Records contained in a dataset
*** Begin section ***
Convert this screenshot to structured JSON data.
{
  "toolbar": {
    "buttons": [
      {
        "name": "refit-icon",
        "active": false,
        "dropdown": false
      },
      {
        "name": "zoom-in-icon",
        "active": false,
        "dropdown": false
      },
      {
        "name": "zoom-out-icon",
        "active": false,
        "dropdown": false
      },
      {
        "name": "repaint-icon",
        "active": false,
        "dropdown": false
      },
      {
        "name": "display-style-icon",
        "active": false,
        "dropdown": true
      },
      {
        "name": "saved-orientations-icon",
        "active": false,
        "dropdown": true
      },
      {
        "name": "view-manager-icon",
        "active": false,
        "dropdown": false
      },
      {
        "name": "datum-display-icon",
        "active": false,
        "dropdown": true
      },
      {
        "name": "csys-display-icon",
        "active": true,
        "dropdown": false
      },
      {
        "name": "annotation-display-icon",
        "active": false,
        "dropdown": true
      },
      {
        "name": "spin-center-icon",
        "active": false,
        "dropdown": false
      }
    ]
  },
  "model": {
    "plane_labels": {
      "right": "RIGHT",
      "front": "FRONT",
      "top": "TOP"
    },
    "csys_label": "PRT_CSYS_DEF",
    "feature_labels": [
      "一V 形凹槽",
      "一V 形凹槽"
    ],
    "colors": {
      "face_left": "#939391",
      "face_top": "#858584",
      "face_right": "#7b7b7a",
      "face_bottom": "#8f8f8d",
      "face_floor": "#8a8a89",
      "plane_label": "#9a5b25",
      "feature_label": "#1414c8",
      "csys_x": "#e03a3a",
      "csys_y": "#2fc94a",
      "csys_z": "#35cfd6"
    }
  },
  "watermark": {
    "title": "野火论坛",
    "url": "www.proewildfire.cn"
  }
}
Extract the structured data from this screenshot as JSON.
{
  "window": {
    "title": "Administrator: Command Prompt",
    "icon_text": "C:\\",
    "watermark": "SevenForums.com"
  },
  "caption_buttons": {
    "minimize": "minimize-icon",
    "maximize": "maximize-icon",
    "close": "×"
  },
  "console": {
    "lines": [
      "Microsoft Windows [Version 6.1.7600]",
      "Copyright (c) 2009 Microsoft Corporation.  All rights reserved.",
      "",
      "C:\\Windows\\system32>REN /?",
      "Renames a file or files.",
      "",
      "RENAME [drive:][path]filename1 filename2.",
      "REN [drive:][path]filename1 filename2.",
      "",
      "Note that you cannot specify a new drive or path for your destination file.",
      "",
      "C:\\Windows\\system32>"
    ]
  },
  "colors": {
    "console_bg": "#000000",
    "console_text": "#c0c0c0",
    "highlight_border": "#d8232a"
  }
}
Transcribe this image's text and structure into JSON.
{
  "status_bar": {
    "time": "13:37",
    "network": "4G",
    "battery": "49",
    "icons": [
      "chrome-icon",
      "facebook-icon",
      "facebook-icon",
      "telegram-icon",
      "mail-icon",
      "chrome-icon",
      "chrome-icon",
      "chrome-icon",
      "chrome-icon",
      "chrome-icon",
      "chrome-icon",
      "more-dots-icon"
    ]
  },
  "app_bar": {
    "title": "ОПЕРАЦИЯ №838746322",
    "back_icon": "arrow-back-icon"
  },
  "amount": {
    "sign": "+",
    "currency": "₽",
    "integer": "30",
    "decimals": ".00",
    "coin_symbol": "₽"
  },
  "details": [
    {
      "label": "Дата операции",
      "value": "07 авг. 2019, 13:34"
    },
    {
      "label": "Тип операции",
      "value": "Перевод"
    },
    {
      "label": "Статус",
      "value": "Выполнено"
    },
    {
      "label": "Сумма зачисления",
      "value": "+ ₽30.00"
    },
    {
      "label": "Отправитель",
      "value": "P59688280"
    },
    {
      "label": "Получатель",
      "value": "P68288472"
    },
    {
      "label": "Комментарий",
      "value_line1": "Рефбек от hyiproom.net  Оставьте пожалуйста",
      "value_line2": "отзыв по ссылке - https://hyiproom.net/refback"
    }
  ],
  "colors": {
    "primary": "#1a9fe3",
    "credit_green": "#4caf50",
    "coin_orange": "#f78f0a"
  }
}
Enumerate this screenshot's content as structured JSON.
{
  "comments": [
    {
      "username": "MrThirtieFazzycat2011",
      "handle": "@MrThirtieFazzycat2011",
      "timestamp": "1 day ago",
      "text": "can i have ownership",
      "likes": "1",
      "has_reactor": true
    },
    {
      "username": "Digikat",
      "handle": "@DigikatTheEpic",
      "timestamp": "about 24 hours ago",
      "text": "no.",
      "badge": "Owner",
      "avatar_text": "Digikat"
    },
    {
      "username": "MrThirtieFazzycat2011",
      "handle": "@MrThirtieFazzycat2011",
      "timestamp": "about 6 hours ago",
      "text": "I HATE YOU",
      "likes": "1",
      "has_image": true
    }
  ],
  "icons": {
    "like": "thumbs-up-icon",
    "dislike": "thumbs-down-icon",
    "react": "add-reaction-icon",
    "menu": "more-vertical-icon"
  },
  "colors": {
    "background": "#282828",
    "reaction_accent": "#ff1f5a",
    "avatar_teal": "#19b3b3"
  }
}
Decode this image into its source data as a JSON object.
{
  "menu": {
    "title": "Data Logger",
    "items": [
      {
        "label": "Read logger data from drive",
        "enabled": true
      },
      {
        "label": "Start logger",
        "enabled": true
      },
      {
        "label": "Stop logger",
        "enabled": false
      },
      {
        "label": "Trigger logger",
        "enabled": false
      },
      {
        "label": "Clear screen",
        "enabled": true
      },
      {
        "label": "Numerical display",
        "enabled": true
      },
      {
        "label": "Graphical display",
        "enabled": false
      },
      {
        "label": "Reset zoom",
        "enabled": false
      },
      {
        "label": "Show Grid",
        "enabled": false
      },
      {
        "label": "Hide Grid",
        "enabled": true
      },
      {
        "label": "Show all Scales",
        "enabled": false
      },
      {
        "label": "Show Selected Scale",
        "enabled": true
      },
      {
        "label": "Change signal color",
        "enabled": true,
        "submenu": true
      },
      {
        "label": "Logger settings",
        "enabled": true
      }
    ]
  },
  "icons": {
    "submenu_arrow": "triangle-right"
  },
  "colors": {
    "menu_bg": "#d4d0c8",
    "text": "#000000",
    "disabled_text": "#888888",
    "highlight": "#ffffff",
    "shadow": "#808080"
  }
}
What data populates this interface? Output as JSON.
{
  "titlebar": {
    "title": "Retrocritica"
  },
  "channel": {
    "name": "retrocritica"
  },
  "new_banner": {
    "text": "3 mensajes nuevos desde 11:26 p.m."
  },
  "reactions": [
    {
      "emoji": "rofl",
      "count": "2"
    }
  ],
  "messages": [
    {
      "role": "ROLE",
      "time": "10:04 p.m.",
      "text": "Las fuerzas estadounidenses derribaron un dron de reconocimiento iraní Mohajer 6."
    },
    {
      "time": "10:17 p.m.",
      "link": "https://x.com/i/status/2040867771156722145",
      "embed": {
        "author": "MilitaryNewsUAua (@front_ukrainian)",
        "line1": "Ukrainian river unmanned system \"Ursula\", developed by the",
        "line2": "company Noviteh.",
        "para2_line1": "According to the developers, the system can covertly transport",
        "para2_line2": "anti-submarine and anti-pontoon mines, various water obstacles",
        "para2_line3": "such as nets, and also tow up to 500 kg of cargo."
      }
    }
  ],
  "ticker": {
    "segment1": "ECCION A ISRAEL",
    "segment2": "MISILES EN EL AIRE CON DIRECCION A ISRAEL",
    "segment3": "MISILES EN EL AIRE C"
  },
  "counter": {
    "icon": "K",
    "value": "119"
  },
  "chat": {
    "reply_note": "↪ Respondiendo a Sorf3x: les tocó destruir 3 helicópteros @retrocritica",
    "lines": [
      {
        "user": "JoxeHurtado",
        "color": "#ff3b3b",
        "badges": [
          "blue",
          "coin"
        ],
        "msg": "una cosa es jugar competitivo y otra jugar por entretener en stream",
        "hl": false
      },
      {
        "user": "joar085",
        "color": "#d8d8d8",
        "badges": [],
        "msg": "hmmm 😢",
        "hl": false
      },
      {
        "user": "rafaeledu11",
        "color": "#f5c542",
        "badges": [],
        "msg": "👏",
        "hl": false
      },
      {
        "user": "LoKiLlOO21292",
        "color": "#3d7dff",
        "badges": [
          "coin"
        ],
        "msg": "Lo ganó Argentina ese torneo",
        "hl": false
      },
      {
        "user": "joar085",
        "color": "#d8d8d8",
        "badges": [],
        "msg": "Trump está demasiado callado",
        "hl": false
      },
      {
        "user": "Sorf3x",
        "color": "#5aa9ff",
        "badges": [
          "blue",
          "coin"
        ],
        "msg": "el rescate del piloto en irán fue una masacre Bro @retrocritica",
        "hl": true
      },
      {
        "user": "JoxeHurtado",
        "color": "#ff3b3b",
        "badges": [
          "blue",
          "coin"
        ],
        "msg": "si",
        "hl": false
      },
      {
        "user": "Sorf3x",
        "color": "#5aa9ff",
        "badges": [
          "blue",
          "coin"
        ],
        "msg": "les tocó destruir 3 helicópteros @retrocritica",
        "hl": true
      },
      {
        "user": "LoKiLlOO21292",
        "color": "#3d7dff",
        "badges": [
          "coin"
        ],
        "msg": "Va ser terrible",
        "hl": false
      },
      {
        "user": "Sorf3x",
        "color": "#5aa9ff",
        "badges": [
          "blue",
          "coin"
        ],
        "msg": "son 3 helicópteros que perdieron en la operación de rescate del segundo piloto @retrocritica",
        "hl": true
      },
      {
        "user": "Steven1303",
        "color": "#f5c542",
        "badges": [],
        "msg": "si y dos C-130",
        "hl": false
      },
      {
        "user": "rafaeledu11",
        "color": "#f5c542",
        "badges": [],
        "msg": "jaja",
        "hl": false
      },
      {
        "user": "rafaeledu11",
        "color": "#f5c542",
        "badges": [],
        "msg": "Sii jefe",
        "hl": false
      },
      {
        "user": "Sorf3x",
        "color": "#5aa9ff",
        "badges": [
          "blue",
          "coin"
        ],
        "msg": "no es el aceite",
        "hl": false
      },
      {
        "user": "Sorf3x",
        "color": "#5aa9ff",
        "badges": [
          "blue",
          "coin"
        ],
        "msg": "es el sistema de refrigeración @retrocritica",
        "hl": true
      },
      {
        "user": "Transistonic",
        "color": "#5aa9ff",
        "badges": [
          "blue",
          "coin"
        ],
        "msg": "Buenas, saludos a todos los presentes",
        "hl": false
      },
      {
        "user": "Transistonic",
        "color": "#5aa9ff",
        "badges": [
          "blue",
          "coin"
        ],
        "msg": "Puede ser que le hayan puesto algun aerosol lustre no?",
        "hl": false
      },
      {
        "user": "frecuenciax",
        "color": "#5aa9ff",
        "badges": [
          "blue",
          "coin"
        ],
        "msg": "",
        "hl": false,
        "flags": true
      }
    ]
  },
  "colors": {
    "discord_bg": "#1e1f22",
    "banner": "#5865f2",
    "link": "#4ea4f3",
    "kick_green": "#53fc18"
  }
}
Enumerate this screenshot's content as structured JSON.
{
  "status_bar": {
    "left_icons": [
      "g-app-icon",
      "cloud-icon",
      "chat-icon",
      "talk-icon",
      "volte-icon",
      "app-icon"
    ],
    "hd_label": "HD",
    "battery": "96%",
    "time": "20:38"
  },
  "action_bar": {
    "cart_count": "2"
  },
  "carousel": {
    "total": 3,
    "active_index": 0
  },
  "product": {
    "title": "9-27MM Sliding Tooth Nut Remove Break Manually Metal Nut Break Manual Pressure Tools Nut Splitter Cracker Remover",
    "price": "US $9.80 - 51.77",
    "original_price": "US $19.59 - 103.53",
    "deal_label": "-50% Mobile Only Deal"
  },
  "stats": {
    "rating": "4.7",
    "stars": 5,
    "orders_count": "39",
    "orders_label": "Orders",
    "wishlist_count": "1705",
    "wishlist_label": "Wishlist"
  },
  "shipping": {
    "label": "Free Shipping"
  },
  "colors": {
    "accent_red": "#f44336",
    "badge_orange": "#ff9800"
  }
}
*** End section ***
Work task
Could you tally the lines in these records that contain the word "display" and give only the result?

Answer space
6